After a year of fruitless talks brokered by the Bush administration, Israelis are in no mood to be pushed into a deal with the Palestinian Authority while its leadership is in disarray and Hamas militants rule Gaza. The front-runner in Israel’s Feb. 10 election, former Prime Minister Benjamin Netanyahu of the right-wing Likud Party, opposes continuing the peace talks.


Realism expected

Although Obama has promised Palestinian leaders that he will strive for an accord, the question is how much effort he or Clinton would invest.

“There’s not likely to be coercion in the [U.S.-Israeli] relationship,” said Eran Lerman, who directs the Israel office of the American Jewish Committee. “I think Hillary would be fairly realistic as to what can be done and what cannot be done given the political climate on our side and on the Palestinian side.”

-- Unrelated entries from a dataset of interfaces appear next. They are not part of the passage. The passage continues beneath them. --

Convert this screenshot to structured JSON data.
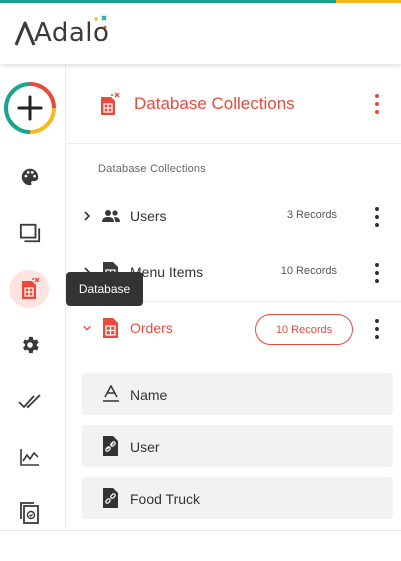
{
  "brand": {
    "logo_text": "Adalo"
  },
  "colors": {
    "accent": "#e84a3c",
    "teal": "#1aa38f",
    "yellow": "#f5b920"
  },
  "sidebar": {
    "items": [
      {
        "name": "add",
        "icon": "plus-icon"
      },
      {
        "name": "branding",
        "icon": "palette-icon"
      },
      {
        "name": "screens",
        "icon": "screens-icon"
      },
      {
        "name": "database",
        "icon": "database-icon",
        "active": true
      },
      {
        "name": "settings",
        "icon": "gear-icon"
      },
      {
        "name": "publish",
        "icon": "double-check-icon"
      },
      {
        "name": "analytics",
        "icon": "analytics-icon"
      },
      {
        "name": "versions",
        "icon": "versions-icon"
      }
    ],
    "tooltip": "Database"
  },
  "main": {
    "title": "Database Collections",
    "section_label": "Database Collections",
    "collections": [
      {
        "name": "Users",
        "count": "3 Records",
        "icon": "users-icon",
        "expanded": false
      },
      {
        "name": "Menu Items",
        "count": "10 Records",
        "icon": "collection-icon",
        "expanded": false
      },
      {
        "name": "Orders",
        "count": "10 Records",
        "icon": "collection-icon",
        "expanded": true
      }
    ],
    "fields": [
      {
        "name": "Name",
        "icon": "text-field-icon"
      },
      {
        "name": "User",
        "icon": "relationship-icon"
      },
      {
        "name": "Food Truck",
        "icon": "relationship-icon"
      }
    ]
  }
}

Ali Jarbawi, an independent West Bank political scientist who advises the Palestinian leadership, shares that assessment.

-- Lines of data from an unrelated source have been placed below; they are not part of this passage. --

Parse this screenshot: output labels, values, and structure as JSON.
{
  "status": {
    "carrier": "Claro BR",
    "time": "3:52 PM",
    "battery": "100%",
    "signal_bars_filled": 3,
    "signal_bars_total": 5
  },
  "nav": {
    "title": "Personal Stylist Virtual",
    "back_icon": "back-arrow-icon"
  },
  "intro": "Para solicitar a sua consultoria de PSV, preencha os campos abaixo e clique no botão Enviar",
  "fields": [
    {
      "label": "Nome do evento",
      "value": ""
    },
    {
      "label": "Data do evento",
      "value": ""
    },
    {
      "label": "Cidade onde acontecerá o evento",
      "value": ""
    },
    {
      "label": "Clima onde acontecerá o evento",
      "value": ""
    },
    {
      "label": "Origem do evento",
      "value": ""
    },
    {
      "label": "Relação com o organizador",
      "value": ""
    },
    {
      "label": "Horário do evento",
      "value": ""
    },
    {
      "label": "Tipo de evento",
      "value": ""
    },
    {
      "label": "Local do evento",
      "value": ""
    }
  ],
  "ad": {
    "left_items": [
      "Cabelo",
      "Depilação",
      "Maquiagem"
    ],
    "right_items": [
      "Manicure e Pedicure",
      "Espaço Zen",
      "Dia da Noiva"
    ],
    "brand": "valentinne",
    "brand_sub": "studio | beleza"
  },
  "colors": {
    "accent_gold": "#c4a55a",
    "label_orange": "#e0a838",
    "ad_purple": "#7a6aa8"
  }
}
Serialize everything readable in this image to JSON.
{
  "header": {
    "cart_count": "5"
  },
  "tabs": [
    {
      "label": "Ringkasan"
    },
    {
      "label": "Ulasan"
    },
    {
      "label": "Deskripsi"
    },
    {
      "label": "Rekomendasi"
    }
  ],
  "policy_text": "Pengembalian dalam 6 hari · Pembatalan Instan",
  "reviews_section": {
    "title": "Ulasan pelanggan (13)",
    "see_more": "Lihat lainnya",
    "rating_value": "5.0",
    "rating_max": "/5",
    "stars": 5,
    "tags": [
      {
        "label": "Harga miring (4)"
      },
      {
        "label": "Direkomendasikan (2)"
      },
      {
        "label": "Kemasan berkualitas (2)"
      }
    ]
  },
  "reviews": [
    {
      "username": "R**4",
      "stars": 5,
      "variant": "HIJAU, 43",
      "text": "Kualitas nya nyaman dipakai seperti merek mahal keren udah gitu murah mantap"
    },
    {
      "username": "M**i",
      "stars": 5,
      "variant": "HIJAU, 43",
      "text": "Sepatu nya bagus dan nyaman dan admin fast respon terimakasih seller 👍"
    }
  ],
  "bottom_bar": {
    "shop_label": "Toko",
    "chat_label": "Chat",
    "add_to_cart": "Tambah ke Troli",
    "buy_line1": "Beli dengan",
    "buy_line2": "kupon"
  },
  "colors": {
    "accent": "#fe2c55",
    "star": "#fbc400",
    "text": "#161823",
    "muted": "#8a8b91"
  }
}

“We need a new American vision, an evenhandedness in dealing with the conflict,” he said. “The Arab world is practically begging for an end to the conflict and Israel is saying no. Is Clinton prepared to push Israel? I’m skeptical.”

Some analysts predict the Obama administration will try instead to broker an Israeli-Syrian accord, aimed at drawing Syria away from Iran’s influence and diminishing Iran as a threat to the Jewish state.

Watching Rice

Edward S. Walker Jr., who was assistant secretary of State for Near East affairs during the Clinton administration, said even if Obama gives Hillary Clinton wide leeway over Israeli-Arab issues, “she may not want to put all of her eggs in that basket. Most administrations don’t like to follow too closely in the exact footsteps of their predecessors.”


“Hillary Clinton has watched Condi Rice make 23 visits to the region over the past two years and achieve nothing,” said Oren, the Israeli historian. “She is going to think many times before investing personally in a process where a very good chance of success is not guaranteed.”


Boudreaux, Fleishman and Richter are Times staff writers.

Richard Boudreaux

reporting from jerusalem

Jeffrey Fleishman

reporting from cairo

Paul Richter

reporting from washington

Special correspondent Maher Abukhater in Ramallah, West Bank, contributed to this report.